  4. other barristers, pupil barristers and other legal representatives;
  5. regulatory authorities.

Retention Periods for Personal Data

Personal data in case files will generally be kept at least the end of one year after the maximum relevant limitation period has expired. The limitation period will be measured from the latest date it is possible to bring any appeal.

The retention period will be reviewed when the work has been completed. The retention period may be adjusted at that time.

International Data Transfers

In cases involving international disputes, it may be necessary to transfer personal data to countries outside the European Economic Area which have different data protection standards to those which apply in the European Economic Area. This will only be done for the purposes set out in this Privacy Policy. In the event this is necessary, appropriate safeguards will be in place to protect personal data, such as European Commission approved standard contractual clauses or the EU-US Privacy Shield. You have a right to ask for a copy of the relevant safeguard.
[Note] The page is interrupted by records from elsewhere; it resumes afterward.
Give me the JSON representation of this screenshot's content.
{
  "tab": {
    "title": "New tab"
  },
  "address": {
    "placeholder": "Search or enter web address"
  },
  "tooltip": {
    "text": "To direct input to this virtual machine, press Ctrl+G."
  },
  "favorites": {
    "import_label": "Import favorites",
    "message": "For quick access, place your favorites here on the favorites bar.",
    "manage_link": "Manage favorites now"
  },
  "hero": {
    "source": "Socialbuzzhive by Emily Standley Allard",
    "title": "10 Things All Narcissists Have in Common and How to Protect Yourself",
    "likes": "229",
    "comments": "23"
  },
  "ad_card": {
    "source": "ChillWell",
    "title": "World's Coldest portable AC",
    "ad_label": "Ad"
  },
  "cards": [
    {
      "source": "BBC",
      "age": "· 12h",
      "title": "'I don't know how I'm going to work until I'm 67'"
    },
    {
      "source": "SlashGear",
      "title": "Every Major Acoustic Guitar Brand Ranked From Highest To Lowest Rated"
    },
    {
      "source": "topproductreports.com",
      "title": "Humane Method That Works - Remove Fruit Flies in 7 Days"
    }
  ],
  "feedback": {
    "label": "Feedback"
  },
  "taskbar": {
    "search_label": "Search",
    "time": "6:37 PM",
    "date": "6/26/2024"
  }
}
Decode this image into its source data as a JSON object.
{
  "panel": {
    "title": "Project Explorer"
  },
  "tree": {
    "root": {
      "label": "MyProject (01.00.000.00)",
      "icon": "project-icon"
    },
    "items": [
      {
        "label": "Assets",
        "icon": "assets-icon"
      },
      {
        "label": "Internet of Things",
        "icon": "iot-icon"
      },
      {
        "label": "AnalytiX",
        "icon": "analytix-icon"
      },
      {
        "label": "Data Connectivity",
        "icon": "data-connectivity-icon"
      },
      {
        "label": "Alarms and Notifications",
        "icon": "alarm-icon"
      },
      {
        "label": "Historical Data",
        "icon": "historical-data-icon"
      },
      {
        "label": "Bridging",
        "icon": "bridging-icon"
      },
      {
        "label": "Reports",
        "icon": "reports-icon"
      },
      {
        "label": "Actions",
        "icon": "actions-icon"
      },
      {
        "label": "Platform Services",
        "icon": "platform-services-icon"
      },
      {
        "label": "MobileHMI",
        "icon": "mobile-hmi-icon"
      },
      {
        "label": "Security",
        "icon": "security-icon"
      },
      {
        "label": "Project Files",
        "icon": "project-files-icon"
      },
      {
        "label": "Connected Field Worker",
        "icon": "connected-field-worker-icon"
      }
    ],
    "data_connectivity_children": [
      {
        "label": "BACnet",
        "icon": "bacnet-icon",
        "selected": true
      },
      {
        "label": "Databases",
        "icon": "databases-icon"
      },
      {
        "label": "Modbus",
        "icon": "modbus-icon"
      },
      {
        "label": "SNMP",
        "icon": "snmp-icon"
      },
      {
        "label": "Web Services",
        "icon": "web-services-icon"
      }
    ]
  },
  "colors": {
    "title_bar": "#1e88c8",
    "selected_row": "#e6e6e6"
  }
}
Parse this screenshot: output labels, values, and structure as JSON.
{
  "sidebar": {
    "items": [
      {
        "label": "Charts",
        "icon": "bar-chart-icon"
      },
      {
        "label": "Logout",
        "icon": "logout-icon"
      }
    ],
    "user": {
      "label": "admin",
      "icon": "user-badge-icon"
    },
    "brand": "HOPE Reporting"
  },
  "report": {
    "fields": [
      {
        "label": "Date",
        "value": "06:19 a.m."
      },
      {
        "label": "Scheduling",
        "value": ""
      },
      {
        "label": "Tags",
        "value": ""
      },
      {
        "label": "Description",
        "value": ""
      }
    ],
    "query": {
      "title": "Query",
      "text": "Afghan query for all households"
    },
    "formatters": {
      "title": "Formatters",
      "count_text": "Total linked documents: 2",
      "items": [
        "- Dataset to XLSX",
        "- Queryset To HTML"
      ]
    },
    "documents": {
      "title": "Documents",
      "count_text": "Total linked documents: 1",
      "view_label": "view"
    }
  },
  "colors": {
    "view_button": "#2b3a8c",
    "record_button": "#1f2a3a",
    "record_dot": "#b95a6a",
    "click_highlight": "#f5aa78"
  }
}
Individual’s Rights

If your personal data has been processed or held, you have a right to request access to (and rectification or erasure of) personal data; or to request restriction of processing concerning the data subject; or to object to processing; as well as the right to data portability. These rights may be limited where there is a legal requirement, or other legitimate grounds, to process your data.

If you wish to exercise these rights, please use the contact details above.

If you have unresolved concerns you also have the right to complain to data protection authorities.